Blood Appears



Cannes Film Festival, Critics' Week


"Blood Appears" ("La Sangre Brota") is Argentine director Pablo Fendrik's follow-up to his well-regarded debut "The Mugger," which premiered in Cannes' Critics Week last year. Like that film, this intriguing short (67 minutes) feature takes place virtually in real time, "Blood" has an experimental feel, but whereas "Mugger" was broadly comprehensible and engaging, Fendrik's latest effort is too fragmented and elliptical to appeal to mainstream audiences. The festival circuit beckons.

"Mugger" star Arturo Goetz plays a peaceable taxi driver, Arturo, whose son Ramiro phones up from Houston demanding $2,000 to enable him to fly home after a four-year absence. Meanwhile his younger son Leandro is planning to steal his savings in order to buy a stock of ecstasy that he can re-sell at a profit. With the proceeds he'll fly to Houston to join his brother.
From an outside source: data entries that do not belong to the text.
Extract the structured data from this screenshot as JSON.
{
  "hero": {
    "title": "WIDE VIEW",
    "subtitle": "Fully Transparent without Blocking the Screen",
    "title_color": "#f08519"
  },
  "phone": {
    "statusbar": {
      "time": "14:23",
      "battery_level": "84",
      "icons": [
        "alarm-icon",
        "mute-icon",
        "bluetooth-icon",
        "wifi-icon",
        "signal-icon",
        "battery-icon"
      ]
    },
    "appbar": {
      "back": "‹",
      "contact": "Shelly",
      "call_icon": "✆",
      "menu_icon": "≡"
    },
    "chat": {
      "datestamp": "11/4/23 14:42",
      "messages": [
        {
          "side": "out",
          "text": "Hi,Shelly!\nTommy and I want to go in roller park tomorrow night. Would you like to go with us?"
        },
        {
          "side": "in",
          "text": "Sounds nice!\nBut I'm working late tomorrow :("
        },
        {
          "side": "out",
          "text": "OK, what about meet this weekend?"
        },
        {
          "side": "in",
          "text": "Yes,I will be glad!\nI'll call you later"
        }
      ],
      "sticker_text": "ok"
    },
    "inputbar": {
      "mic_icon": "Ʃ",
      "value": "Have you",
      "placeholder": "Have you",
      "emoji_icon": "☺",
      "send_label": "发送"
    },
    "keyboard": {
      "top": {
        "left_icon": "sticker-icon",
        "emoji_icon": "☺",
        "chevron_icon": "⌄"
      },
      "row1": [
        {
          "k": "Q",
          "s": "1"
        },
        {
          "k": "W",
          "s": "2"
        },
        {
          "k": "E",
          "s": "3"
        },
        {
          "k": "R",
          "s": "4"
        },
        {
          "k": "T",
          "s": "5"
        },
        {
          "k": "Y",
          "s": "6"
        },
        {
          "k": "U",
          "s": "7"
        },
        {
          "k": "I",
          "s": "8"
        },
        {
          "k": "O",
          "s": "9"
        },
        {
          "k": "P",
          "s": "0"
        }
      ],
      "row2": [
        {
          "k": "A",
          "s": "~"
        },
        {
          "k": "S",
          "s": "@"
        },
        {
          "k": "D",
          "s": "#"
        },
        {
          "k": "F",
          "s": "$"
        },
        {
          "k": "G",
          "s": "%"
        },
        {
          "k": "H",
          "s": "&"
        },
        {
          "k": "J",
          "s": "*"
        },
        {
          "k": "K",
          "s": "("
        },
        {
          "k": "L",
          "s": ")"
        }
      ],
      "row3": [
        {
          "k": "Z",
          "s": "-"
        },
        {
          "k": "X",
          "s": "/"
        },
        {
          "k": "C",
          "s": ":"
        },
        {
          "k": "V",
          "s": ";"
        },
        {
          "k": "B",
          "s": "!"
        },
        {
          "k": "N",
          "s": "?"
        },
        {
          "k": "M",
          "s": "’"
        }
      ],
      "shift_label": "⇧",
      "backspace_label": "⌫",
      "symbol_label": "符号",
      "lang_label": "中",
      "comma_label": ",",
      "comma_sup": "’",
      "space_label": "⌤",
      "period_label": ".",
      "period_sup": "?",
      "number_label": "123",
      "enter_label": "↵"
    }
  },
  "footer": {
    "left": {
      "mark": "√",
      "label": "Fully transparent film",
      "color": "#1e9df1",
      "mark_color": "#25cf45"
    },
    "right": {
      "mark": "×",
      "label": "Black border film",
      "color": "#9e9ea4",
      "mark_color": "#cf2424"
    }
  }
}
Leandro falls in with Vanesa, an attractive streetwise 15-year-old who earns pocket money handing out fliers. Her mother Sandra carries a small baby who she tries to abandon. Arturo then picks up a wealthy businessman who invites him to play bridge for money.

With a jerky camera style, allusive dialogue and frequent close-ups that withhold as much as they reveal, Fendrik makes few concessions to the spectator. He hands out information in a piecemeal manner, and the motivation of the characters is mostly left to conjecture. Fendrik is clearly a considerable talent who sooner or later will produce a major work, but this is not it. He is intensely sensitive to street sights and sounds, and the picture he paints (mostly in blue) of Buenos Aires as a violent, dangerous place is impressive. "Blood" is a triumph of style over content, accomplished but frustrating. There is surely better to come.

Production companies: Magmacine, Acrobates Films, Neue Cameo Film.
Cast: Arturo Goetz, Nahuel Perez Biscayart, Guillermo Arengo, Stella Galazzi, Ailin Salas, Guadalupe Docampo, Susana Pampin.
Director/screenwriter: Pablo Fendrik.
Director of photography: Julian Arpezteguia.
Production design: Pablo Maestre.
Music: Juan Ignacio Bouscayrol.
Editor: Leandro Aste.
No rating, 100 minutes.